That question must be on the minds of a lot of folks in the U.K. now that it has emerged that the Barton fertility clinic in London, which operated from the 1940s to the 1960s, impregnated about 1,500 women from the sperm of a very select group of donors -- including the co-owner of the clinic, Bertold Wiesner. In fact, Wiesner may have fathered between 300 and 600 children via sperm donation.
That stunning estimate is the fruit of years of research by Canadian Barry Stevens, a maker of documentaries, and Londoner David Gollancz, a barrister, who turn out to share a father -- Bertold Wiesner. At the age of 12, Gollancz discovered that his biological father was a sperm donor; DNA tests finally uncovered the truth about his parentage, as well as 11 siblings, including Barry Stevens. In 2007, DNA tests on a group of 18 people who had been conceived at the Barton clinic between 1943 and 1962 resulted in the discovery that 12 of them were fathered by Bertold Wiesner.
The co-owner of the clinic, Dr. Mary Barton, was Wiesner's wife. In 1959, sounding as though she were talking about a program for breeding livestock, she testified that "I matched race, coloring and stature and all donors were drawn from intelligent stock....I wouldn’t take a donor unless he was, if anything, a little above average. If you are going to do it [create a child] deliberately, you have got to put the standards rather higher than normal." The donors consisted mainly in a select group of Barton and Wiesner's family friends, plus -- obviously -- Wiesner himself. Of course, the difficulties of tracking down the true parentage of all the people conceived in this designer kid factory will be all but insurmountable: Wiesner has been dead since the 1970s; Barton died 11 years ago; and the medical records have been destroyed.
At this point it is worthwhile to look at the Catechism of the Catholic Church on the subject of sperm donation and artificial insemination:
2376 Techniques that entail the dissociation of husband and wife, by the intrusion of a person other than the couple (donation of sperm or ovum, surrogate uterus), are gravely immoral. These techniques (heterologous artificial insemination and fertilization) infringe the child's right to be born of a father and mother known to him and bound to each other by marriage. They betray the spouses' "right to become a father and a mother only through each other."
2377 Techniques involving only the married couple (homologous artificial insemination and fertilization) are perhaps less reprehensible, yet remain morally unacceptable. They dissociate the sexual act from the procreative act.
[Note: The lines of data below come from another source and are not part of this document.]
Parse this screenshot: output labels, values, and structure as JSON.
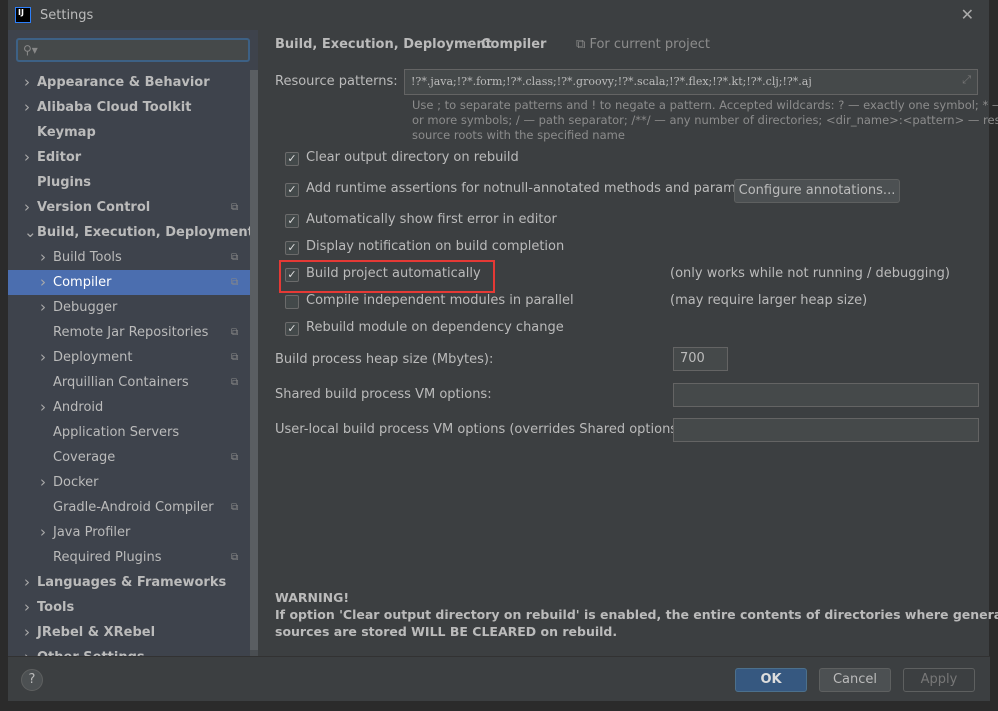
{
  "window": {
    "title": "Settings",
    "logo": "IJ"
  },
  "search": {
    "placeholder": ""
  },
  "sidebar": {
    "items": [
      {
        "label": "Appearance & Behavior",
        "level": 0,
        "chevron": true,
        "bold": true,
        "project": false
      },
      {
        "label": "Alibaba Cloud Toolkit",
        "level": 0,
        "chevron": true,
        "bold": true,
        "project": false
      },
      {
        "label": "Keymap",
        "level": 0,
        "chevron": false,
        "bold": true,
        "project": false
      },
      {
        "label": "Editor",
        "level": 0,
        "chevron": true,
        "bold": true,
        "project": false
      },
      {
        "label": "Plugins",
        "level": 0,
        "chevron": false,
        "bold": true,
        "project": false
      },
      {
        "label": "Version Control",
        "level": 0,
        "chevron": true,
        "bold": true,
        "project": true
      },
      {
        "label": "Build, Execution, Deployment",
        "level": 0,
        "chevron": true,
        "expanded": true,
        "bold": true,
        "project": false
      },
      {
        "label": "Build Tools",
        "level": 1,
        "chevron": true,
        "project": true
      },
      {
        "label": "Compiler",
        "level": 1,
        "chevron": true,
        "project": true,
        "selected": true
      },
      {
        "label": "Debugger",
        "level": 1,
        "chevron": true,
        "project": false
      },
      {
        "label": "Remote Jar Repositories",
        "level": 1,
        "chevron": false,
        "project": true
      },
      {
        "label": "Deployment",
        "level": 1,
        "chevron": true,
        "project": true
      },
      {
        "label": "Arquillian Containers",
        "level": 1,
        "chevron": false,
        "project": true
      },
      {
        "label": "Android",
        "level": 1,
        "chevron": true,
        "project": false
      },
      {
        "label": "Application Servers",
        "level": 1,
        "chevron": false,
        "project": false
      },
      {
        "label": "Coverage",
        "level": 1,
        "chevron": false,
        "project": true
      },
      {
        "label": "Docker",
        "level": 1,
        "chevron": true,
        "project": false
      },
      {
        "label": "Gradle-Android Compiler",
        "level": 1,
        "chevron": false,
        "project": true
      },
      {
        "label": "Java Profiler",
        "level": 1,
        "chevron": true,
        "project": false
      },
      {
        "label": "Required Plugins",
        "level": 1,
        "chevron": false,
        "project": true
      },
      {
        "label": "Languages & Frameworks",
        "level": 0,
        "chevron": true,
        "bold": true,
        "project": false
      },
      {
        "label": "Tools",
        "level": 0,
        "chevron": true,
        "bold": true,
        "project": false
      },
      {
        "label": "JRebel & XRebel",
        "level": 0,
        "chevron": true,
        "bold": true,
        "project": false
      },
      {
        "label": "Other Settings",
        "level": 0,
        "chevron": true,
        "bold": true,
        "project": false
      }
    ]
  },
  "breadcrumb": {
    "parent": "Build, Execution, Deployment",
    "sep": "›",
    "current": "Compiler",
    "scope": "For current project"
  },
  "resource": {
    "label": "Resource patterns:",
    "value": "!?*.java;!?*.form;!?*.class;!?*.groovy;!?*.scala;!?*.flex;!?*.kt;!?*.clj;!?*.aj",
    "hint1": "Use ; to separate patterns and ! to negate a pattern. Accepted wildcards: ? — exactly one symbol; * — zero",
    "hint2": "or more symbols; / — path separator; /**/ — any number of directories; <dir_name>:<pattern> — restrict to",
    "hint3": "source roots with the specified name"
  },
  "options": [
    {
      "label": "Clear output directory on rebuild",
      "checked": true,
      "note": ""
    },
    {
      "label": "Add runtime assertions for notnull-annotated methods and parameters",
      "checked": true,
      "note": ""
    },
    {
      "label": "Automatically show first error in editor",
      "checked": true,
      "note": ""
    },
    {
      "label": "Display notification on build completion",
      "checked": true,
      "note": ""
    },
    {
      "label": "Build project automatically",
      "checked": true,
      "note": "(only works while not running / debugging)",
      "highlighted": true
    },
    {
      "label": "Compile independent modules in parallel",
      "checked": false,
      "note": "(may require larger heap size)"
    },
    {
      "label": "Rebuild module on dependency change",
      "checked": true,
      "note": ""
    }
  ],
  "configure_button": "Configure annotations...",
  "heap": {
    "label": "Build process heap size (Mbytes):",
    "value": "700"
  },
  "shared_vm": {
    "label": "Shared build process VM options:",
    "value": ""
  },
  "local_vm": {
    "label": "User-local build process VM options (overrides Shared options):",
    "value": ""
  },
  "warning": {
    "title": "WARNING!",
    "line1": "If option 'Clear output directory on rebuild' is enabled, the entire contents of directories where generated",
    "line2": "sources are stored WILL BE CLEARED on rebuild."
  },
  "footer": {
    "help": "?",
    "ok": "OK",
    "cancel": "Cancel",
    "apply": "Apply"
  },
  "colors": {
    "accent": "#4b6eaf",
    "highlight": "#e53935"
  }
}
The act which brings the child into existence is no longer an act by which two persons give themselves to one another, but one that "entrusts the life and identity of the embryo into the power of doctors and biologists and establishes the domination of technology over the origin and destiny of the human person. Such a relationship of domination is in itself contrary to the dignity and equality that must be common to parents and children." "Under the moral aspect procreation is deprived of its proper perfection when it is not willed as the fruit of the conjugal act, that is to say, of the specific act of the spouses' union . . . . Only respect for the link between the meanings of the conjugal act and respect for the unity of the human being make possible procreation in conformity with the dignity of the person."
And a thought much ignored in today's society:
2378 A child is not something owed to one, but is a gift. The "supreme gift of marriage" is a human person. A child may not be considered a piece of property, an idea to which an alleged "right to a child" would lead. In this area, only the child possesses genuine rights: the right "to be the fruit of the specific act of the conjugal love of his parents," and "the right to be respected as a person from the moment of his conception."
It is clear that, at a visceral level, David Gollancz gets the foregoing teachings. He has drawn some good out of his situation by rejoicing in his long-lost siblings, but his feelings about his ancestry are mixed. He says: "It's rather uncomfortable, because artificial insemination was developed on an industrial scale for cattle and I don't like the feeling of having been 'bred.'" And Gollancz is campaigning for a change in the law to abolish the anonymity of sperm donors. "Most recipient parents don't tell their children they are conceived this way, meaning they would never know to search for a donor father. People have a right to know about their own history."
Children have a right to know their own history. Children have a right to be conceived in love and self-giving, and treated with the dignity due to a human being. Children have the right not to be treated like a commodity. And they have the right to know who their close relations are, so as to avoid marrying their own siblings. That's why the mean old Catholic Church declares sperm donation and artificial insemination to be gravely immoral. Maybe one of these days, the lesson will finally sink in.